RECORDS SUPPLIED
■ ■ ■ ■ ■
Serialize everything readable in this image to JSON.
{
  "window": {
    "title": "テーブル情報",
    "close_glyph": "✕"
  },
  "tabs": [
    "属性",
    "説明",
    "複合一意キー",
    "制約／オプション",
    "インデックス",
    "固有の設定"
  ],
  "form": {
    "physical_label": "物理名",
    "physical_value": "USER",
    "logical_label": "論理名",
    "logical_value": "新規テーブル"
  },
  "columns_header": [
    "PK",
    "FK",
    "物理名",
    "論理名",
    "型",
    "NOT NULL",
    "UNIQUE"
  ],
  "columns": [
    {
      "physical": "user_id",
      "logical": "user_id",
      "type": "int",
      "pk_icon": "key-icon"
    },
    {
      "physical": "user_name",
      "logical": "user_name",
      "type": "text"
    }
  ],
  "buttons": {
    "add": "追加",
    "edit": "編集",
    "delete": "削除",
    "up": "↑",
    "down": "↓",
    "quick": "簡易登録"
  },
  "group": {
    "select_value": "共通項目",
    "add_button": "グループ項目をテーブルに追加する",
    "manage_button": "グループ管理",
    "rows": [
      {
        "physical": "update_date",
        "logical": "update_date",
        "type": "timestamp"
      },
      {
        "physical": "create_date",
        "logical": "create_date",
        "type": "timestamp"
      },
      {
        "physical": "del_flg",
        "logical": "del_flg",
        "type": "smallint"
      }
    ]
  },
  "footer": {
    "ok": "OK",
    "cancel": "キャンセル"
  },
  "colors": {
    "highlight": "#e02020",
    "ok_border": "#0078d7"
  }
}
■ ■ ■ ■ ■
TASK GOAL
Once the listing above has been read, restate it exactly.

WRITTEN REPLY
Serialize everything readable in this image to JSON.
{
  "window": {
    "title": "テーブル情報",
    "close_glyph": "✕"
  },
  "tabs": [
    "属性",
    "説明",
    "複合一意キー",
    "制約／オプション",
    "インデックス",
    "固有の設定"
  ],
  "form": {
    "physical_label": "物理名",
    "physical_value": "USER",
    "logical_label": "論理名",
    "logical_value": "新規テーブル"
  },
  "columns_header": [
    "PK",
    "FK",
    "物理名",
    "論理名",
    "型",
    "NOT NULL",
    "UNIQUE"
  ],
  "columns": [
    {
      "physical": "user_id",
      "logical": "user_id",
      "type": "int",
      "pk_icon": "key-icon"
    },
    {
      "physical": "user_name",
      "logical": "user_name",
      "type": "text"
    }
  ],
  "buttons": {
    "add": "追加",
    "edit": "編集",
    "delete": "削除",
    "up": "↑",
    "down": "↓",
    "quick": "簡易登録"
  },
  "group": {
    "select_value": "共通項目",
    "add_button": "グループ項目をテーブルに追加する",
    "manage_button": "グループ管理",
    "rows": [
      {
        "physical": "update_date",
        "logical": "update_date",
        "type": "timestamp"
      },
      {
        "physical": "create_date",
        "logical": "create_date",
        "type": "timestamp"
      },
      {
        "physical": "del_flg",
        "logical": "del_flg",
        "type": "smallint"
      }
    ]
  },
  "footer": {
    "ok": "OK",
    "cancel": "キャンセル"
  },
  "colors": {
    "highlight": "#e02020",
    "ok_border": "#0078d7"
  }
}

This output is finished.